Jesse '978 differs from applicant's claim device only in that anchor 28 is not necessarily lockable. It would be obvious to make anchor 28 lockable. Thus, claims I and 8 are also separately rejected on the basis of obviousness, even if not on the basis of anticipation.
This rejection is made final. 3 7 CFR 1. 13 6(a).
Mailed this day, March 3, 1999.

William M. Heinz
Primary Examiner




IN THE OFFICE OF THE COMMISSIONER OF
PATENTS


Docket No. 07/628,410 Art Unit. No.: 410
Appl. No. 16297/3         Examiner:' Brown
Inventor: Jeffery Title: TV Cart


Attorney: Stoel Rives Boley Jones and Grey

TRAVERSE OF INTROPER FINAL REJECTION


Box Reexam
Assistant Commissioner of Patents
Crystal City, Virginia, 20231


Sir:
I have twice told the Examiner that Claim I is completely different from Jesse. He just doesn't get it.
For example, the Examiner writes:

Applicant's preamble limitation to a "traveler cart" is a design choice of no patentable significance, which applicant admits is anyway used "for securely transporting and supporting articles" as in Jesse '978.

That's wrong. What I mean by "travel cart" is a wheeled perambulator, for example like the audio-visual carts used in high schools to transport projectors and the like. Such carts are pushed about on four wheels, they are not self propelled like a car.
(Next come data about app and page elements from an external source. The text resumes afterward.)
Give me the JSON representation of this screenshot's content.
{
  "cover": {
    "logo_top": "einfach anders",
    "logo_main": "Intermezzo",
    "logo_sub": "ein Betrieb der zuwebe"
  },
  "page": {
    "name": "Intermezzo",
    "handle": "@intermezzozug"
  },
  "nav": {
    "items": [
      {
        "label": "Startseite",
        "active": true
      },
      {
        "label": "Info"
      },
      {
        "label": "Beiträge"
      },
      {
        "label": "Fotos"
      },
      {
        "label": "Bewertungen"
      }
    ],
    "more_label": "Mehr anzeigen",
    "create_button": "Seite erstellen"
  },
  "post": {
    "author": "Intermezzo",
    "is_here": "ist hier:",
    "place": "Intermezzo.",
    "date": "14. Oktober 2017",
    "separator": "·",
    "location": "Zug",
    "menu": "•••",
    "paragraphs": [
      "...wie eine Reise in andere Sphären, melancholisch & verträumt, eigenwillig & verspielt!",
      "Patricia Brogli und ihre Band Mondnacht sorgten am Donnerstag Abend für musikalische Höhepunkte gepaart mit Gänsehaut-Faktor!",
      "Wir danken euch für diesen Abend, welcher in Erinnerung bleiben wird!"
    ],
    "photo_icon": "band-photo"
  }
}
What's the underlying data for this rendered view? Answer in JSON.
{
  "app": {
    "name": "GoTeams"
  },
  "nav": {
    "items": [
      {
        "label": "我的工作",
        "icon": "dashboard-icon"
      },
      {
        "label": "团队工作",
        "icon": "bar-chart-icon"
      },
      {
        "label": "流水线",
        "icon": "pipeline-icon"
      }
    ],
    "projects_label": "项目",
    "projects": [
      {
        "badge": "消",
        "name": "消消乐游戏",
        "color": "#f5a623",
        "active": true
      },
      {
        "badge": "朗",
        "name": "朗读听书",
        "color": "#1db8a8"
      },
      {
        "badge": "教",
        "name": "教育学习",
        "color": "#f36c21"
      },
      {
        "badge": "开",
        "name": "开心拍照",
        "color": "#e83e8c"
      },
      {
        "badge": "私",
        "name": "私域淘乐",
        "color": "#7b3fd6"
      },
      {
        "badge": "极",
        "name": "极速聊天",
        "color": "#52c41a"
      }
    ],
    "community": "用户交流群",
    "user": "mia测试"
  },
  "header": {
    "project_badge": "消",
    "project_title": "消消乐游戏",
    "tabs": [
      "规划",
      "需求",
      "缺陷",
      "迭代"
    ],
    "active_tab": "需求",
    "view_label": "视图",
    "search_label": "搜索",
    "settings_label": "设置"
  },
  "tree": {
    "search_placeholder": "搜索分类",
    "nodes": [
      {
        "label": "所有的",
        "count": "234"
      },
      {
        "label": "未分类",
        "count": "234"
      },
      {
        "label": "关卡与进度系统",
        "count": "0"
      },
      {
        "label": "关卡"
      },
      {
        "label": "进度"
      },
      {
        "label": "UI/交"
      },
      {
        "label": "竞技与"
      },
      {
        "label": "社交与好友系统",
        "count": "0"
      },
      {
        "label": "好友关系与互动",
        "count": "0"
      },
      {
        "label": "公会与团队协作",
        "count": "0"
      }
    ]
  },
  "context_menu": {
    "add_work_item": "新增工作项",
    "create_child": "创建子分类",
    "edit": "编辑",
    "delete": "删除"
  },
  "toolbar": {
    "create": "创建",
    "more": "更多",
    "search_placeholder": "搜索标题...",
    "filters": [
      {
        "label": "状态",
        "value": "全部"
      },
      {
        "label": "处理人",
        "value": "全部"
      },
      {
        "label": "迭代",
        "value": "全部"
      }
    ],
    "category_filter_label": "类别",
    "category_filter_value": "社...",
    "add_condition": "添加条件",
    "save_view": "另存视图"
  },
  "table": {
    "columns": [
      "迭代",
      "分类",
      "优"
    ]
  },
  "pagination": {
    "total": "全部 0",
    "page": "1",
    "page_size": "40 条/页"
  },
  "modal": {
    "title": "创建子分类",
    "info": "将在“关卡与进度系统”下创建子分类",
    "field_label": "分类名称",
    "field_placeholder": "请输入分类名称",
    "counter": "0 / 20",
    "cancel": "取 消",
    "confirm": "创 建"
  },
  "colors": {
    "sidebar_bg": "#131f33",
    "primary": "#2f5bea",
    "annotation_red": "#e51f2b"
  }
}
EXPRESS MAIL CERTIFICATION
This office certifies that this paper was timely emailed to the United States Patent and Trademark Office, digital signature certified by clipper chip, on the Third day of May, 1999. This hardcopy followed.

"Supporting articles" means a platform larger than the foot print of the supported article.
The Examiner also ignores the fact that applicant's "safety strap" is used for a completely different purpose (i.e., not holding down a tarp) than Jesse's item 30.
As I explained during our short phone calL before the Examiner abruptly hung up, there are solid arguments distinguishing numerous other elements of Claim I from Jesse, which I hereby incorporate by reference.
In case, and only in case, the Examiner again refuses to allow my claims in view of the above arguments, I amend as follows. Additions in bold, deletions in strikethrough

1. A traveler cart for securely transporting and supporting articles, comprising:
a nylon-web safety strap for harnessing an electronic article to be transported;
a support surface having a guide channel recessed therein for slideably receiving a lockable anchor member positioned therein;
set means a thumb screw attached to the lockable anchor member for locking the anchor member to the guide channel; and
extending means on the lockable anchor member for adjustably cinching thereto one end of the nylon-web safety strap.


Although this amendment is not necessary, and I am not hereafter in anyway limited thereby, it is fully supported by the specification:

One or more decks of the traveler cart, and in particular the upper-most support platform, includes a recessed guide channel. The guide channel lies in a groove in the deck and is preferably flush with the deck. The guide channel is preferably shorter than, or the same length as, the support surface, but in certain applications could protrude beyond the sides of the deck at either end of the recessed channel.


Specification page 2

Each of the anchoring devices includes a slidelocking thumb screw or other locking device and a strap-receiving eyelet. The thumb screw functions to lock the anchor in place, assuring taut retention and immobility of the article being transported. The eyelet is cinched to a loop formed of one end of the safety strap to secure the strap to the eyelet.

Specification page 3.
I am changing the title of the application to "AnthroTM Hitech Item Relocator."
Lastly, I submit herewith the statement of the inventor proving that he conceived of the subject matter of claim I on September 1, 1989. The statement elaborates on an item by item and element by element basis how the inventor thought of exactly the same thing before.


Thanks
Ace Associate

April 3, 19W


ANSWERS

1. b
2. a
3. b
4. a
5. c
6. b
7. b
8. c
9. b
10. e
11. d
12. e
13. d
14. a
15. d
16. e
17. a
18. b
19. b
20. e
21. e
22. d
23. e
24. d
25. d
26. c
27. a
28. e
29. e
30. b
31. e
32. d
33. d
34. b
35. a
36. c